As well as the range of squad members and their various abilities, enemies too come in a range of shapes and sizes. Androids, who are generally fairly easy to take down, can pack a punch with their self-destruct ability. The Purifier – an enemy unit with a flamethrower weapon - can deal some area of effect damage and prevent movement through the burning area, Turrets, although stationary, can be deadly at close range, and other enemy types all require various strategies to overcome.
As progress is made to bring City31 under control, the story evolves, as does the banter between the agents of the Chimera Squad. The fully voiced dialogue gives each of the squad members a personality that is as varied as their unique talents. This works well with the visuals during the story phases and provide XCOM: Chimera Squad a Saturday morning cartoon vibe. Indeed, I could see each mission being an episode in the vein of the Justice League animated series. For the most part, the combat area layout is quite clear, with a colour coding indicating the paths which are available to the squad members and any objects than be a hazard.

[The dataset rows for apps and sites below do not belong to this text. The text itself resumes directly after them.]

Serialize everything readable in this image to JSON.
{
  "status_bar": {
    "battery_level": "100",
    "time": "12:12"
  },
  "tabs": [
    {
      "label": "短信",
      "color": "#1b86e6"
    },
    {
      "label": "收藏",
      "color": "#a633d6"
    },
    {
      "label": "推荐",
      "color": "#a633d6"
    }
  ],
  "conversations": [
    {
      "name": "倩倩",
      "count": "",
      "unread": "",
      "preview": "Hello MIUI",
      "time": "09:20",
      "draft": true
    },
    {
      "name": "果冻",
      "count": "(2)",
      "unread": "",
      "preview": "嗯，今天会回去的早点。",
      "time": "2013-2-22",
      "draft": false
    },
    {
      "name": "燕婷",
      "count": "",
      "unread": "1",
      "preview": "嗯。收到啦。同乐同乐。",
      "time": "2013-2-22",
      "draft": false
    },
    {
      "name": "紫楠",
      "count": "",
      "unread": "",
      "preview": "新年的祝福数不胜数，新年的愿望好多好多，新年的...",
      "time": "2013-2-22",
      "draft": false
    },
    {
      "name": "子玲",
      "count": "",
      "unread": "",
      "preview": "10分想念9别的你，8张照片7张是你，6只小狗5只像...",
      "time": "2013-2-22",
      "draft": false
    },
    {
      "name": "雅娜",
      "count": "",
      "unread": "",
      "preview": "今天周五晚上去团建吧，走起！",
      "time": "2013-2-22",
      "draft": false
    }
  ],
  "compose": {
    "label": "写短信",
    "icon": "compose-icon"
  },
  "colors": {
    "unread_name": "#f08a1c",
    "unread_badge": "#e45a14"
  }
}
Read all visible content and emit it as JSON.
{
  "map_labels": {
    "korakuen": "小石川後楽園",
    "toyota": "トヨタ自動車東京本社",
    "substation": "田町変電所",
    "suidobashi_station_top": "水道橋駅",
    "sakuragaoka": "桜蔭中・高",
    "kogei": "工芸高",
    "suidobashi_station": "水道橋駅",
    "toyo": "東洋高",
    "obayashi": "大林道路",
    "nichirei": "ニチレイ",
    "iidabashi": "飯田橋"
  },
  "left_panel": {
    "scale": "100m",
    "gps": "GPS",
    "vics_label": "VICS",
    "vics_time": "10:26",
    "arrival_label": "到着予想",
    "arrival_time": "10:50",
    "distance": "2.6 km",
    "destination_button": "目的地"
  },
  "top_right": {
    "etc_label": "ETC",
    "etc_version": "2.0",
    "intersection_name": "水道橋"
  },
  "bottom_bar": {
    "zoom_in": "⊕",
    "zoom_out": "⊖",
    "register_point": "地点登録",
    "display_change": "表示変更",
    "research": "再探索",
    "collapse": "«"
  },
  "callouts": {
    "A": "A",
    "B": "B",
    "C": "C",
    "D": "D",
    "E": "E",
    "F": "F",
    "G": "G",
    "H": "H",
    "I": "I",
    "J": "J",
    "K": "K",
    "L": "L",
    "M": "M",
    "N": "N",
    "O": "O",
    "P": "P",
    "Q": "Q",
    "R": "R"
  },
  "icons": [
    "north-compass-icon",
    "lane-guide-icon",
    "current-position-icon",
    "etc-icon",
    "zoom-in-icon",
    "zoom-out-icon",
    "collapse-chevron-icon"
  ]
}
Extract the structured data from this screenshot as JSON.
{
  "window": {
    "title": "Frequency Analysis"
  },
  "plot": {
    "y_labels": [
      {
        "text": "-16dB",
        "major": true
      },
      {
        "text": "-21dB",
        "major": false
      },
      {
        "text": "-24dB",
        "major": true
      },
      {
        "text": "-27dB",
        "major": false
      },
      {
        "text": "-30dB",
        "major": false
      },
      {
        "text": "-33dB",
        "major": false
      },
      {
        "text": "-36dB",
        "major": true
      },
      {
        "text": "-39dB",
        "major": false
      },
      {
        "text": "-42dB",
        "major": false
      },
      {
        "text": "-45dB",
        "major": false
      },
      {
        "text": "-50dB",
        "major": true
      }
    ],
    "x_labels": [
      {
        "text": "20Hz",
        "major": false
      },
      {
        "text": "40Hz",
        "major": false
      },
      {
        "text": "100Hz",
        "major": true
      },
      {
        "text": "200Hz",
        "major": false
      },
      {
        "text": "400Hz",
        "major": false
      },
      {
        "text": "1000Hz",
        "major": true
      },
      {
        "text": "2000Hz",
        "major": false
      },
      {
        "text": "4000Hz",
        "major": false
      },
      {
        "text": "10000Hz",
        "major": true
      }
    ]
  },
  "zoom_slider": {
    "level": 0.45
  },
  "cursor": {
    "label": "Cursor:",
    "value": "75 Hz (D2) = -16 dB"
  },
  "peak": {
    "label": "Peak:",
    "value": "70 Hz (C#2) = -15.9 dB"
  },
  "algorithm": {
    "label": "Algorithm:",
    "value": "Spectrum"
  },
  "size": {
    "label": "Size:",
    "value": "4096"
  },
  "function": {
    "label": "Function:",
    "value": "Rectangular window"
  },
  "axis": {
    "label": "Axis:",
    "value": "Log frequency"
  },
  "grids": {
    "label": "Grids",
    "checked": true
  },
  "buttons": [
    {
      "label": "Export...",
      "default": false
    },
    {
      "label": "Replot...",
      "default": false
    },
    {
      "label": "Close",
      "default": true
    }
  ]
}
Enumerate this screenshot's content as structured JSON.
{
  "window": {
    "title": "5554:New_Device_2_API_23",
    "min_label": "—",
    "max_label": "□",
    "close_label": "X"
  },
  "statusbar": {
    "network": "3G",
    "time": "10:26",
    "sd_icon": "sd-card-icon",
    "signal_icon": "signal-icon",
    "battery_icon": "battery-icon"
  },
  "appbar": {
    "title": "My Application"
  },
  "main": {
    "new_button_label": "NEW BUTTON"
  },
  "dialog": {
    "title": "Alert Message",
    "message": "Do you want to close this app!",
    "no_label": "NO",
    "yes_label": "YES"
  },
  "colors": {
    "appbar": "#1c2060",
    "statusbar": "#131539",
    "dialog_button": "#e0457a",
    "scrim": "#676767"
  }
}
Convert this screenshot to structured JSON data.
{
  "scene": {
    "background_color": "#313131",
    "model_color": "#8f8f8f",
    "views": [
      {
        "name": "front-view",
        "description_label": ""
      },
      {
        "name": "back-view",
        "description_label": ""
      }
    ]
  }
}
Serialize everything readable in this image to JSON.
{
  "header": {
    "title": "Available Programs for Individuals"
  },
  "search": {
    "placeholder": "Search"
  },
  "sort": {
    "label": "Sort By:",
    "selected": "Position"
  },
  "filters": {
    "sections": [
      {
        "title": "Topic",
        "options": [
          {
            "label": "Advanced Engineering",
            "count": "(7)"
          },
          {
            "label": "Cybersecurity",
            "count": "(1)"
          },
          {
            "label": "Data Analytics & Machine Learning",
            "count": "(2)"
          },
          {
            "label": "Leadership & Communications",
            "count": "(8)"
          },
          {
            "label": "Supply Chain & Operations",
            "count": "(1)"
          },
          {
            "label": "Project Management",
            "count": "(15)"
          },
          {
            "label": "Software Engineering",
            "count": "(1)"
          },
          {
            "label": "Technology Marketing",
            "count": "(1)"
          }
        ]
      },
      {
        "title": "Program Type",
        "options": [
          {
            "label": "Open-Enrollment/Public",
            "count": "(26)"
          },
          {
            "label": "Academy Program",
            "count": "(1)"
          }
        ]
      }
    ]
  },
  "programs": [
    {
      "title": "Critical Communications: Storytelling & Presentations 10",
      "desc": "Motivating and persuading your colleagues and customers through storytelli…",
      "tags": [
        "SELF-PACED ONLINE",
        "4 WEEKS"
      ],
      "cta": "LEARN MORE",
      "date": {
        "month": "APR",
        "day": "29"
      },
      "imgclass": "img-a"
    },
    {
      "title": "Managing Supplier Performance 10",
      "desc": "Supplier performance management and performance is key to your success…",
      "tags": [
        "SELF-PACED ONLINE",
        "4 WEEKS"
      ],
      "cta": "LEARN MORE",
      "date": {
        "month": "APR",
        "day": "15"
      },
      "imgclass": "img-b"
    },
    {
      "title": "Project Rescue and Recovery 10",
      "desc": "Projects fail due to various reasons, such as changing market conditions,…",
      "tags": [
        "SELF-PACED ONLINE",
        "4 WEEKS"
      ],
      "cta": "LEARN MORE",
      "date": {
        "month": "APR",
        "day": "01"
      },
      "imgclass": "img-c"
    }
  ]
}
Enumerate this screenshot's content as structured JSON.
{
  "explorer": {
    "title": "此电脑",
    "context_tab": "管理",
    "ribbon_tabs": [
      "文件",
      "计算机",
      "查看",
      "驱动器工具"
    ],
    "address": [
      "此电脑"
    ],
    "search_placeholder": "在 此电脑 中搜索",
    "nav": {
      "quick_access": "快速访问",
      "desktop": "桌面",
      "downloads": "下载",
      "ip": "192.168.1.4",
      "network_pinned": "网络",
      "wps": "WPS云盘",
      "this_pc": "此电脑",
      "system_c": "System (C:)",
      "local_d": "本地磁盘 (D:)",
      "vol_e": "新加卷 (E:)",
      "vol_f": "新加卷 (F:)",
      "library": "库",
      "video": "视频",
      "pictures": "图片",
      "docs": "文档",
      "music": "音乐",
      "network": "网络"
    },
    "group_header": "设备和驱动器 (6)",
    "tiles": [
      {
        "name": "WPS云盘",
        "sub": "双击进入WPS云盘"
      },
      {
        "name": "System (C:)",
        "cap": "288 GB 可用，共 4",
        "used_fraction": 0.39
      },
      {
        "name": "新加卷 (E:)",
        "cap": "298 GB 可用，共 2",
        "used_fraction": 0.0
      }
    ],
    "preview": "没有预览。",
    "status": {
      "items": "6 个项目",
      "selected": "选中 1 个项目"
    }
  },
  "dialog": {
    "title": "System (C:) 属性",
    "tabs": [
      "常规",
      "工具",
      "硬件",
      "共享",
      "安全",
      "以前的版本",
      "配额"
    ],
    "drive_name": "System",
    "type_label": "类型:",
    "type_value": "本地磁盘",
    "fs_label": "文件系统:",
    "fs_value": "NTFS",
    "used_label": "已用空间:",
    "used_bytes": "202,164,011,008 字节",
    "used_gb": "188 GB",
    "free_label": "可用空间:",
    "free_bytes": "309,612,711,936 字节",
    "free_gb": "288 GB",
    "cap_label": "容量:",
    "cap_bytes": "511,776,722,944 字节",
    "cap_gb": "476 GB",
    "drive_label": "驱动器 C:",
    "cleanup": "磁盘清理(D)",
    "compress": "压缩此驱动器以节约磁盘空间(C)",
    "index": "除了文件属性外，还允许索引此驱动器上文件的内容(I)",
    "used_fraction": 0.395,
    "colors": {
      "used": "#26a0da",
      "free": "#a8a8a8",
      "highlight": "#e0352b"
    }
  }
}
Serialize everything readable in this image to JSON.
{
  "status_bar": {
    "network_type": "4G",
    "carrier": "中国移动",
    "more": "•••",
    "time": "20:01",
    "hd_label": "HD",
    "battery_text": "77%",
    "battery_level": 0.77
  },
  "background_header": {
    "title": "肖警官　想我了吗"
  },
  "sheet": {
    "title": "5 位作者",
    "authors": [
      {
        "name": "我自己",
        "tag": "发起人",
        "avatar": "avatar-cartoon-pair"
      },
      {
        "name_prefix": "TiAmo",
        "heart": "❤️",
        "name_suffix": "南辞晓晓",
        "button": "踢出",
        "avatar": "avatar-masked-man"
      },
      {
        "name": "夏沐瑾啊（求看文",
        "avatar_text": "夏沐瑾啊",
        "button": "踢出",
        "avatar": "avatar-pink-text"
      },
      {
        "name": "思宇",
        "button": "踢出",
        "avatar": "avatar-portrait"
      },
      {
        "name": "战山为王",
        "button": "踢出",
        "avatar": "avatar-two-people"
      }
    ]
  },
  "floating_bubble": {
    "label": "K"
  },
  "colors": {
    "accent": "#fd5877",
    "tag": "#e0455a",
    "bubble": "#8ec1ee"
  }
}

This is XCOM
When XCOM: Chimera Squad was announced somewhat out of the blue, and then with a budget price I was hesitant. But XCOM: Chimera Squad is a fully fleshed out game that brings loads of replayability thanks to the multitude of missions and variables within each, as well as squad combinations. Sure, the combat phases are less expansive than one would expect from an XCOM title, but the shorter missions still require some tactical nose if you want your squad to come through relatively unscathed. With nice cartoon style visuals, great voice acting and the ability to play as some cool alien characters, XCOM: Chimera Squad is a worthy entrant into the XCOM franchise.
Short, confined combat phases
Steep learning curve for newcomers